“What would you like?”
“A Budweiser and a steak, rare.”
“Yeah, that’s it, Becky”
Four Budweisers supplemented my steak. I called Becky over and ordered another one for dessert. As she placed the sweaty mug on a fresh napkin she asked me the question I’d known she was thinking since I first walked in.
“So where’re you from?”
“Virginia,” I said.
“You’re far from home. What’re you doing all the way out here?”
“Work,” I said and made eye contact. “My line of work brings me to all sorts of interesting places.”
“Oh yeah? What type of work is that?”
“Collections,” I said and watched her face as I took a sip of my beer.

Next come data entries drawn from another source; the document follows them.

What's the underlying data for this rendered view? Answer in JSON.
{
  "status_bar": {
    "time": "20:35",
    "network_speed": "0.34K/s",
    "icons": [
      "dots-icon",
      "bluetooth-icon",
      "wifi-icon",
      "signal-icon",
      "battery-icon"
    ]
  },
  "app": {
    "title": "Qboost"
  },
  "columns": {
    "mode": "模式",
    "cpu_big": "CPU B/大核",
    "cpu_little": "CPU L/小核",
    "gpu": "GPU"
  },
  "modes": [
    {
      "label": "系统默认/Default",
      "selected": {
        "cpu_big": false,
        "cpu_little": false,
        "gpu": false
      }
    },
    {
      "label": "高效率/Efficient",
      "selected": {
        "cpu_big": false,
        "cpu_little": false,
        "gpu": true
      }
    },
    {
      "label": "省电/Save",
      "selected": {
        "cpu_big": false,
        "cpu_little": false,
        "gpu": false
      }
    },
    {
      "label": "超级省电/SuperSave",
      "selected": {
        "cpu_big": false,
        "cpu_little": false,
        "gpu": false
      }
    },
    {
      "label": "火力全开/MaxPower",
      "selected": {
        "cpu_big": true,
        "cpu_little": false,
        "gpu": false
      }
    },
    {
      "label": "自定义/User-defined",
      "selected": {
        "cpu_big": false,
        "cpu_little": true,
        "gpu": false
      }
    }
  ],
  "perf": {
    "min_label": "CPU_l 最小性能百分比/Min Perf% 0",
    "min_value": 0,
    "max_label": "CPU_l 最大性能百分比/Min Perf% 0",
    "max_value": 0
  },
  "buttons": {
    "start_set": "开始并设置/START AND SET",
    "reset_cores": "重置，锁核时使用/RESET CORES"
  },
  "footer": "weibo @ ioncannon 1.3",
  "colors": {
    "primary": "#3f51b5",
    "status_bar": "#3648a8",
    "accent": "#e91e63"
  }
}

She was classy; I only saw the nervousness cascade briefly across her face as quickly as a summer cloud shadowing the prairie sun. Hopefully, she would handle this with the proper decorum, though part of me likes it when they beg and cry.
“Look,” she said, narrowing her eyes, “I told him I would pay him. Work’s been slow and my kid needed braces. I told myself I’d earn this money legit so it’s taken longer than I expected. I just need another week. You can see I’m working alone here. ” She showed me a naked ring finger.
“Well, Becky I’ve been doing this for years and I think you’re telling me the truth. Hell, no sense in lying, right? Honestly though I don’t care if you pour a million drafts or suck a million dicks to get that money. I have no opinion, no sympathy. I’m just the collector. You know what’s coming so I suggest you take a break.”
My instincts had been right about Becky. With a resigned elegance she took a break and led me out to the employee area where the waitresses smoked and whined about their shitty tips. With her face contorted in defiant anger, not a tear escaped the “fuck you” glare as I cut off her ring finger.
“Remember,” I said, as I dropped the finger in the sandwich bag, “this is a warning. Thumb’s next.”
I left her sweating in the late afternoon heat, cradling her wound in a dirty bar rag. I wondered if Skinny Jim would give me a bonus for being early. I pointed the car east, cranked the air conditioner and felt $5,000 closer to home.